**Task requirements**. Repeat, without any change, the entries presented below.

**Source material**.
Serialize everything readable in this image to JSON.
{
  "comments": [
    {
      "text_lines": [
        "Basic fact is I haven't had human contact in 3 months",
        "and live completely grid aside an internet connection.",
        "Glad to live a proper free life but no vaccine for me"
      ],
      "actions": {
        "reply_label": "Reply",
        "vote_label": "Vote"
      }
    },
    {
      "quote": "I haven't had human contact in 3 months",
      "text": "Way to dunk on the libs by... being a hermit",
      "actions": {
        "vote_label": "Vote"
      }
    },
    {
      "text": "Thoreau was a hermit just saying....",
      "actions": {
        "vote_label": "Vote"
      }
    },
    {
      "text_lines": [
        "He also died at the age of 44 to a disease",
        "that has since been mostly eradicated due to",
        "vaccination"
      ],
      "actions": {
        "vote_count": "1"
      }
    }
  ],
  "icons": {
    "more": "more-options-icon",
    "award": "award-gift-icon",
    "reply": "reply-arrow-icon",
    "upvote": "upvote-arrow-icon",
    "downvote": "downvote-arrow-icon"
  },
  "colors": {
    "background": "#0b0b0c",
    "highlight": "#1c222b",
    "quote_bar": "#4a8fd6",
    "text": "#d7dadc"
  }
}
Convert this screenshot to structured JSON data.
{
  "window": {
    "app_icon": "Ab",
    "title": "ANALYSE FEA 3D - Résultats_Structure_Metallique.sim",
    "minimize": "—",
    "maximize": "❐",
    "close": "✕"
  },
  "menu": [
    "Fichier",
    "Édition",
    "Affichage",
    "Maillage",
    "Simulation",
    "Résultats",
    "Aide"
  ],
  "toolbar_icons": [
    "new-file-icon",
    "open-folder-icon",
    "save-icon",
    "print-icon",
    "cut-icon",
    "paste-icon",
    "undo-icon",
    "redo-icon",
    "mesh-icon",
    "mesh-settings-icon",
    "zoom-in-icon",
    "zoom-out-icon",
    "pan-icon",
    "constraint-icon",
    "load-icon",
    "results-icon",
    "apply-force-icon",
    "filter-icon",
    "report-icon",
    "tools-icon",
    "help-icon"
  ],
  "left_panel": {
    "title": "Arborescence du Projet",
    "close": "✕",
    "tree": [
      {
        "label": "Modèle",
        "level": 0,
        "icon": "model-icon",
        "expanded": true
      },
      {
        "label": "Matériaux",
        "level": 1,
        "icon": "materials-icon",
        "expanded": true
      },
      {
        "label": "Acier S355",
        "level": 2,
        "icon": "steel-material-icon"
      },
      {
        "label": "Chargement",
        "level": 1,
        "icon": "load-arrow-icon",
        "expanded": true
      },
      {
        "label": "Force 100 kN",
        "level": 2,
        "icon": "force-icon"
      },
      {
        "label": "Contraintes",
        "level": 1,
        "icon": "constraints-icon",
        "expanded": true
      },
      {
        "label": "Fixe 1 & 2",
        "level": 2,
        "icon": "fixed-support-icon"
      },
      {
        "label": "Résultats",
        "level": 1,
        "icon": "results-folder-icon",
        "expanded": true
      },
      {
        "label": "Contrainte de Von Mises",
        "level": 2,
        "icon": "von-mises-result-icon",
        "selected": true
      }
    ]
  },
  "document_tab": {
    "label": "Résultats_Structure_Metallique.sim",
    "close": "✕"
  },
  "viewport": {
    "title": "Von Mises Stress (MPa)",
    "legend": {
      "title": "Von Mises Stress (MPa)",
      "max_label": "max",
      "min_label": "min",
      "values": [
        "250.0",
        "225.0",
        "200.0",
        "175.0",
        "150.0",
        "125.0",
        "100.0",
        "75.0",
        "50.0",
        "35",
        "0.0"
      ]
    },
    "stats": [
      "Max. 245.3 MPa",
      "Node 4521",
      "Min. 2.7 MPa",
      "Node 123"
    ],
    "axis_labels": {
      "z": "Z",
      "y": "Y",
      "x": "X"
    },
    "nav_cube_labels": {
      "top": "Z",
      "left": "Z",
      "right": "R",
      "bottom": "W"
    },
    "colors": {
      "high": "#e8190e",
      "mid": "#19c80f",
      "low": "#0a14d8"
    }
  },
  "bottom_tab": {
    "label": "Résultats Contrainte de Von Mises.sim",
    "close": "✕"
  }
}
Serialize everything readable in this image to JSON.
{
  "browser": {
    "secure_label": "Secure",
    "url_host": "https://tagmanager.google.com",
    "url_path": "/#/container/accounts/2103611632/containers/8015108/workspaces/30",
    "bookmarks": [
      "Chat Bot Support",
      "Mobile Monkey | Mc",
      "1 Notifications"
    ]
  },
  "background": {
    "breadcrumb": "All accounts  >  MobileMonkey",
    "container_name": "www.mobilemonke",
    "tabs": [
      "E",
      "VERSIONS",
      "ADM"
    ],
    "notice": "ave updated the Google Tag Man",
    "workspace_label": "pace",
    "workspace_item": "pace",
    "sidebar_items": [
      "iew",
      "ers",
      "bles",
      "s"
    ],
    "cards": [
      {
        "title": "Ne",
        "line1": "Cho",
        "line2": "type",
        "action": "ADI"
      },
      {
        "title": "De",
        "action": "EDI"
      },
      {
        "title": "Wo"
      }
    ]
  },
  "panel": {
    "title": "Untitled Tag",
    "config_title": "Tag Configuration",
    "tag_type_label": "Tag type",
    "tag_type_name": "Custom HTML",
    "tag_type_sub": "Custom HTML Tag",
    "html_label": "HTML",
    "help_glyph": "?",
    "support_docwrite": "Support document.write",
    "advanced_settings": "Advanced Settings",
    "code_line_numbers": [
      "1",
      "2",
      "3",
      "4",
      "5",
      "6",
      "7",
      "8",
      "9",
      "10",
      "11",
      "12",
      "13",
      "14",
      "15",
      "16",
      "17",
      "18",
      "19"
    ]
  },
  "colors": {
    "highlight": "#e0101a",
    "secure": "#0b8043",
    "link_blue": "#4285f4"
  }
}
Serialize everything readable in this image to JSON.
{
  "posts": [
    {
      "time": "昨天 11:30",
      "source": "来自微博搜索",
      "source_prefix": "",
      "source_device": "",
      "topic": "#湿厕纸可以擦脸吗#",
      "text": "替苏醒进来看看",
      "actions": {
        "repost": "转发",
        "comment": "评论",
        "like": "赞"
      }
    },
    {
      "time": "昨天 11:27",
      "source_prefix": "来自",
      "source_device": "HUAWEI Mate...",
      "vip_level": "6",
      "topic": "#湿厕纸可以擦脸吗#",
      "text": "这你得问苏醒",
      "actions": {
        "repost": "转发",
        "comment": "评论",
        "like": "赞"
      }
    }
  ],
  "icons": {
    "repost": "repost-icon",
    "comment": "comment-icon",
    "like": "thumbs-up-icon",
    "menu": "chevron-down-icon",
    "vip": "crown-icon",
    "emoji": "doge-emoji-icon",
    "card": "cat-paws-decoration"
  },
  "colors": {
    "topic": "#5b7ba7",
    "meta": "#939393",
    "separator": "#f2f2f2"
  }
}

**Task output**.
Serialize everything readable in this image to JSON.
{
  "comments": [
    {
      "text_lines": [
        "Basic fact is I haven't had human contact in 3 months",
        "and live completely grid aside an internet connection.",
        "Glad to live a proper free life but no vaccine for me"
      ],
      "actions": {
        "reply_label": "Reply",
        "vote_label": "Vote"
      }
    },
    {
      "quote": "I haven't had human contact in 3 months",
      "text": "Way to dunk on the libs by... being a hermit",
      "actions": {
        "vote_label": "Vote"
      }
    },
    {
      "text": "Thoreau was a hermit just saying....",
      "actions": {
        "vote_label": "Vote"
      }
    },
    {
      "text_lines": [
        "He also died at the age of 44 to a disease",
        "that has since been mostly eradicated due to",
        "vaccination"
      ],
      "actions": {
        "vote_count": "1"
      }
    }
  ],
  "icons": {
    "more": "more-options-icon",
    "award": "award-gift-icon",
    "reply": "reply-arrow-icon",
    "upvote": "upvote-arrow-icon",
    "downvote": "downvote-arrow-icon"
  },
  "colors": {
    "background": "#0b0b0c",
    "highlight": "#1c222b",
    "quote_bar": "#4a8fd6",
    "text": "#d7dadc"
  }
}
Convert this screenshot to structured JSON data.
{
  "window": {
    "app_icon": "Ab",
    "title": "ANALYSE FEA 3D - Résultats_Structure_Metallique.sim",
    "minimize": "—",
    "maximize": "❐",
    "close": "✕"
  },
  "menu": [
    "Fichier",
    "Édition",
    "Affichage",
    "Maillage",
    "Simulation",
    "Résultats",
    "Aide"
  ],
  "toolbar_icons": [
    "new-file-icon",
    "open-folder-icon",
    "save-icon",
    "print-icon",
    "cut-icon",
    "paste-icon",
    "undo-icon",
    "redo-icon",
    "mesh-icon",
    "mesh-settings-icon",
    "zoom-in-icon",
    "zoom-out-icon",
    "pan-icon",
    "constraint-icon",
    "load-icon",
    "results-icon",
    "apply-force-icon",
    "filter-icon",
    "report-icon",
    "tools-icon",
    "help-icon"
  ],
  "left_panel": {
    "title": "Arborescence du Projet",
    "close": "✕",
    "tree": [
      {
        "label": "Modèle",
        "level": 0,
        "icon": "model-icon",
        "expanded": true
      },
      {
        "label": "Matériaux",
        "level": 1,
        "icon": "materials-icon",
        "expanded": true
      },
      {
        "label": "Acier S355",
        "level": 2,
        "icon": "steel-material-icon"
      },
      {
        "label": "Chargement",
        "level": 1,
        "icon": "load-arrow-icon",
        "expanded": true
      },
      {
        "label": "Force 100 kN",
        "level": 2,
        "icon": "force-icon"
      },
      {
        "label": "Contraintes",
        "level": 1,
        "icon": "constraints-icon",
        "expanded": true
      },
      {
        "label": "Fixe 1 & 2",
        "level": 2,
        "icon": "fixed-support-icon"
      },
      {
        "label": "Résultats",
        "level": 1,
        "icon": "results-folder-icon",
        "expanded": true
      },
      {
        "label": "Contrainte de Von Mises",
        "level": 2,
        "icon": "von-mises-result-icon",
        "selected": true
      }
    ]
  },
  "document_tab": {
    "label": "Résultats_Structure_Metallique.sim",
    "close": "✕"
  },
  "viewport": {
    "title": "Von Mises Stress (MPa)",
    "legend": {
      "title": "Von Mises Stress (MPa)",
      "max_label": "max",
      "min_label": "min",
      "values": [
        "250.0",
        "225.0",
        "200.0",
        "175.0",
        "150.0",
        "125.0",
        "100.0",
        "75.0",
        "50.0",
        "35",
        "0.0"
      ]
    },
    "stats": [
      "Max. 245.3 MPa",
      "Node 4521",
      "Min. 2.7 MPa",
      "Node 123"
    ],
    "axis_labels": {
      "z": "Z",
      "y": "Y",
      "x": "X"
    },
    "nav_cube_labels": {
      "top": "Z",
      "left": "Z",
      "right": "R",
      "bottom": "W"
    },
    "colors": {
      "high": "#e8190e",
      "mid": "#19c80f",
      "low": "#0a14d8"
    }
  },
  "bottom_tab": {
    "label": "Résultats Contrainte de Von Mises.sim",
    "close": "✕"
  }
}
Serialize everything readable in this image to JSON.
{
  "browser": {
    "secure_label": "Secure",
    "url_host": "https://tagmanager.google.com",
    "url_path": "/#/container/accounts/2103611632/containers/8015108/workspaces/30",
    "bookmarks": [
      "Chat Bot Support",
      "Mobile Monkey | Mc",
      "1 Notifications"
    ]
  },
  "background": {
    "breadcrumb": "All accounts  >  MobileMonkey",
    "container_name": "www.mobilemonke",
    "tabs": [
      "E",
      "VERSIONS",
      "ADM"
    ],
    "notice": "ave updated the Google Tag Man",
    "workspace_label": "pace",
    "workspace_item": "pace",
    "sidebar_items": [
      "iew",
      "ers",
      "bles",
      "s"
    ],
    "cards": [
      {
        "title": "Ne",
        "line1": "Cho",
        "line2": "type",
        "action": "ADI"
      },
      {
        "title": "De",
        "action": "EDI"
      },
      {
        "title": "Wo"
      }
    ]
  },
  "panel": {
    "title": "Untitled Tag",
    "config_title": "Tag Configuration",
    "tag_type_label": "Tag type",
    "tag_type_name": "Custom HTML",
    "tag_type_sub": "Custom HTML Tag",
    "html_label": "HTML",
    "help_glyph": "?",
    "support_docwrite": "Support document.write",
    "advanced_settings": "Advanced Settings",
    "code_line_numbers": [
      "1",
      "2",
      "3",
      "4",
      "5",
      "6",
      "7",
      "8",
      "9",
      "10",
      "11",
      "12",
      "13",
      "14",
      "15",
      "16",
      "17",
      "18",
      "19"
    ]
  },
  "colors": {
    "highlight": "#e0101a",
    "secure": "#0b8043",
    "link_blue": "#4285f4"
  }
}
Serialize everything readable in this image to JSON.
{
  "posts": [
    {
      "time": "昨天 11:30",
      "source": "来自微博搜索",
      "source_prefix": "",
      "source_device": "",
      "topic": "#湿厕纸可以擦脸吗#",
      "text": "替苏醒进来看看",
      "actions": {
        "repost": "转发",
        "comment": "评论",
        "like": "赞"
      }
    },
    {
      "time": "昨天 11:27",
      "source_prefix": "来自",
      "source_device": "HUAWEI Mate...",
      "vip_level": "6",
      "topic": "#湿厕纸可以擦脸吗#",
      "text": "这你得问苏醒",
      "actions": {
        "repost": "转发",
        "comment": "评论",
        "like": "赞"
      }
    }
  ],
  "icons": {
    "repost": "repost-icon",
    "comment": "comment-icon",
    "like": "thumbs-up-icon",
    "menu": "chevron-down-icon",
    "vip": "crown-icon",
    "emoji": "doge-emoji-icon",
    "card": "cat-paws-decoration"
  },
  "colors": {
    "topic": "#5b7ba7",
    "meta": "#939393",
    "separator": "#f2f2f2"
  }
}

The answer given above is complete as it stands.